→ **ACTIVITY**: Every entry is to be written out word for word.

→ **SUPPLIED ENTRIES**:
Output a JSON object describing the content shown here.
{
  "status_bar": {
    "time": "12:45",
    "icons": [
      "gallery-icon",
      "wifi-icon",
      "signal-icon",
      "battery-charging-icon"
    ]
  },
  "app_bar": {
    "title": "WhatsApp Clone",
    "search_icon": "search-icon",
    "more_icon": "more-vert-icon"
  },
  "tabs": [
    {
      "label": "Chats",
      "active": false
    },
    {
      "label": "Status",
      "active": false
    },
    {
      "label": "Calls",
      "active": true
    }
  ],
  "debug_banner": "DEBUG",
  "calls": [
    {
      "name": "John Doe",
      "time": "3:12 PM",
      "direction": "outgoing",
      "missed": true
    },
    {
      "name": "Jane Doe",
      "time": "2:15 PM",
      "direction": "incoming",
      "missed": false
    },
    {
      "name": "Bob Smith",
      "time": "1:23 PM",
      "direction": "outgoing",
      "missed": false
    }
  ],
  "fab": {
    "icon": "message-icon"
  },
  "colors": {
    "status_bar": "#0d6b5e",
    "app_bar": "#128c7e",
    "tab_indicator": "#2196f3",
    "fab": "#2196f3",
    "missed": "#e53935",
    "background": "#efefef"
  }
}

→ **SOLUTION FOR THIS TASK**:
Output a JSON object describing the content shown here.
{
  "status_bar": {
    "time": "12:45",
    "icons": [
      "gallery-icon",
      "wifi-icon",
      "signal-icon",
      "battery-charging-icon"
    ]
  },
  "app_bar": {
    "title": "WhatsApp Clone",
    "search_icon": "search-icon",
    "more_icon": "more-vert-icon"
  },
  "tabs": [
    {
      "label": "Chats",
      "active": false
    },
    {
      "label": "Status",
      "active": false
    },
    {
      "label": "Calls",
      "active": true
    }
  ],
  "debug_banner": "DEBUG",
  "calls": [
    {
      "name": "John Doe",
      "time": "3:12 PM",
      "direction": "outgoing",
      "missed": true
    },
    {
      "name": "Jane Doe",
      "time": "2:15 PM",
      "direction": "incoming",
      "missed": false
    },
    {
      "name": "Bob Smith",
      "time": "1:23 PM",
      "direction": "outgoing",
      "missed": false
    }
  ],
  "fab": {
    "icon": "message-icon"
  },
  "colors": {
    "status_bar": "#0d6b5e",
    "app_bar": "#128c7e",
    "tab_indicator": "#2196f3",
    "fab": "#2196f3",
    "missed": "#e53935",
    "background": "#efefef"
  }
}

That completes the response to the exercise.